I cooked today. A bit of “meal planning” if you may. However, the final verdict for dinner was my last package of ramen. I couldn’t tell you which flavor of ramen, definitely spicy, but definitely not fish. (Thank G, because I’m sick of everything smelling like fish).
I also joined a gym today. I didn’t use it, because of the ramen coma, but joining involved swiping my credit card, and that counts as exercise, right?
Wait, back up. I did exercise today. I spent the last two hours at work chasing around toddlers. Up and down wooden slides, in and out of ball pits, ultimately spinning all fifty pounds of Asian bones in circles or kneeling down to dominate in a tickle fight. At this rate, I should be able to fit into the impossibly small clothes at one of the thousands of retailers this country has to offer by the end of the month.

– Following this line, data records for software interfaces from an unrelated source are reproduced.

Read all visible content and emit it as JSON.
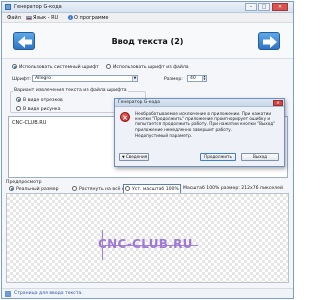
{
  "window": {
    "title": "Генератор G-кода",
    "controls": {
      "minimize": "–",
      "maximize": "□",
      "close": "✕"
    }
  },
  "menu": {
    "items": [
      "Файл",
      "Язык - RU",
      "О программе"
    ]
  },
  "header": {
    "title": "Ввод текста (2)",
    "back_icon": "arrow-left-icon",
    "forward_icon": "arrow-right-icon"
  },
  "font_source": {
    "system_label": "Использовать системный шрифт",
    "file_label": "Использовать шрифт из файла",
    "selected": "system"
  },
  "font_row": {
    "font_label": "Шрифт:",
    "font_value": "Allegro",
    "size_label": "Размер:",
    "size_value": "40"
  },
  "extract_group": {
    "title": "Вариант извлечения текста из файла шрифта",
    "options": [
      "В виде отрезков",
      "В виде рисунка"
    ],
    "selected": 0
  },
  "text_input": {
    "value": "CNC-CLUB.RU"
  },
  "preview": {
    "label": "Предпросмотр",
    "options": [
      "Реальный размер",
      "Растянуть на всё окно",
      "Уст. масштаб 100%"
    ],
    "scale_info": "Масштаб 100% размер: 212x76 пикселей",
    "render_text": "CNC-CLUB.RU"
  },
  "status": {
    "text": "Страница для ввода текста."
  },
  "dialog": {
    "title": "Генератор G-кода",
    "message": "Необрабатываемое исключение в приложении. При нажатии кнопки \"Продолжить\" приложение проигнорирует ошибку и попытается продолжить работу. При нажатии кнопки \"Выход\" приложение немедленно завершит работу.",
    "detail": "Недопустимый параметр.",
    "details_button": "Сведения",
    "continue_button": "Продолжить",
    "exit_button": "Выход",
    "close_glyph": "✕"
  },
  "colors": {
    "accent": "#2e74c4",
    "error": "#c0201a",
    "preview_text": "#9f78d8"
  }
}
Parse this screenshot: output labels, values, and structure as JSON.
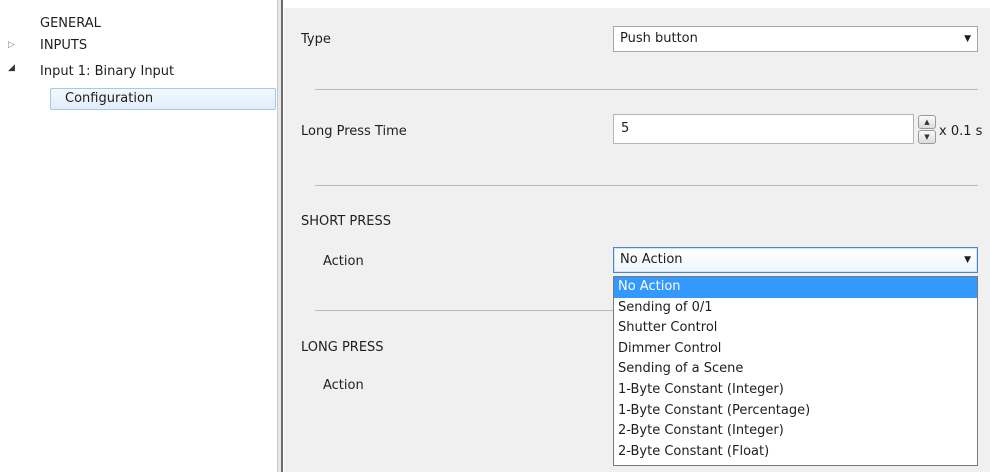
{
  "sidebar": {
    "items": [
      {
        "label": "GENERAL",
        "expander": ""
      },
      {
        "label": "INPUTS",
        "expander": "▷"
      },
      {
        "label": "Input 1: Binary Input",
        "expander": "◢"
      },
      {
        "label": "Configuration",
        "selected": true
      }
    ]
  },
  "form": {
    "type": {
      "label": "Type",
      "value": "Push button"
    },
    "long_press_time": {
      "label": "Long Press Time",
      "value": "5",
      "unit": "x 0.1 s"
    },
    "short_press": {
      "section": "SHORT PRESS",
      "action_label": "Action",
      "action_value": "No Action"
    },
    "long_press": {
      "section": "LONG PRESS",
      "action_label": "Action"
    }
  },
  "dropdown": {
    "options": [
      "No Action",
      "Sending of 0/1",
      "Shutter Control",
      "Dimmer Control",
      "Sending of a Scene",
      "1-Byte Constant (Integer)",
      "1-Byte Constant (Percentage)",
      "2-Byte Constant (Integer)",
      "2-Byte Constant (Float)"
    ],
    "selected": "No Action"
  },
  "colors": {
    "highlight": "#3399ff",
    "panel_bg": "#f0f0f0",
    "tree_select": "#e0edfa"
  }
}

That is, until the intoxicating aroma from the indefinite bakeries catches my attention during my walk home from school.
“Hold up- there’s an abundance of bakeries is Korea? I thought they just ate rice…”
Was exactly my thought before a week ago. So when I asked for an explanation for why the country has a deep love for flour, but no oven to bake it in, the answer was simple: No one likes to bake, therefore the bakeries. Perhaps it’s a lot like why America is concentrated with GNCs…
Anyways, I’ll do my best to avoid the indigenous Paris Baguette lights that beam from across my apartment, and choose a healthier alternative for a quick meal (hence the planning). But produce, by the way, is stupid expensive here until I embrace kimchi as a major staple in my diet.
See, I’m attempting to get my life together. And I figured moving to Korea (South) was the answer to my millennial distress I’ve been facing since that horrid day which was college graduation. Now, I didn’t simply throw a dart at a map and pack my bags; I did substantial research (blog reading) before applying for a job as an ESL teacher in Korea. I considered my limitations under the qualifications of my credentials and did some comparison shopping. In terms of compensation and quality of life, South Korea deemed most lucrative. My paychecks won’t look like phone numbers; but I’ll be living rent-free, a life-hack I’ve mastered quite well thus far.
After a tolerable pay and living conditions, there’s the whole teaching thing. In Korea. I figured that Koreans were a gentle, loving, disciplined people. From what I can tell during working hours, they are. Unfortunately, six year olds are not considered people. No matter the nationality, no matter the subject, I tip my hat to all kindergarten teachers across the globe. Hell, I kneel down and praise you, teachers, because I am not worthy to identify myself with your kind. You are a special breed, teachers, a breed I hope budgets in enough wine from your underpaid salaries.
As for this teacher, I’ll have to budget enough soju for my weekends, considering Korean wine is quite dreary. The soju, a popular Korean ethanol liquor, went down much smoother this past weekend than I expected. It was no surprise that the fellow expatriate teachers I socialized with Saturday night downed the green bottles like water, creating a quick buzz on a tight budget. I may be trying to get my life together, but I’m not crazy enough to give up my drinking habits. Because when Friday comes around and I say goodbye to those shiny black heads, the bustling lights of Seoul seem much more enticing than singing the “ABC’s”.
Then it dawns on me… I escaped to Asia for multiple reasons, and avoiding corporate America was one of them. And while I may be working in an environment a little less conventional, I’ll still be living for the weekends. I’ll be waking up every morning, hitting my snooze button in grief until my coffee sets in. I’ll be frustrated throughout the day in spurts, questioning my intentions. I’ll be counting down the minutes until my walk home, where I’ll heat up a prepared meal, hit the gym, and set my alarm to repeat the same day all over again.
Is this what I wanted? Will I always be chasing the next best job? Will I continue to make excuses for why my life isn’t “together”? Or will I focus on the moments of my day when I was in complete bliss? When the children were all coloring in silence, speaking only to ask, “Jenny Teacher, is this right?” When those deep brown eyes light up in excitement when we sing “head shoulders knees and toes”. When I walk to and from my school, grazing up at the mountainous scenery. When I figured out the subway on my own to check out the lights of Gangnam that first Friday night of my move.
When I remind myself that I’ll never regret this opportunity, that leaving everything behind takes just a pinch of inner strength.
That’s when I realize, maybe I do have my life together. I just needed to move to Korea to realize it, rather work on it.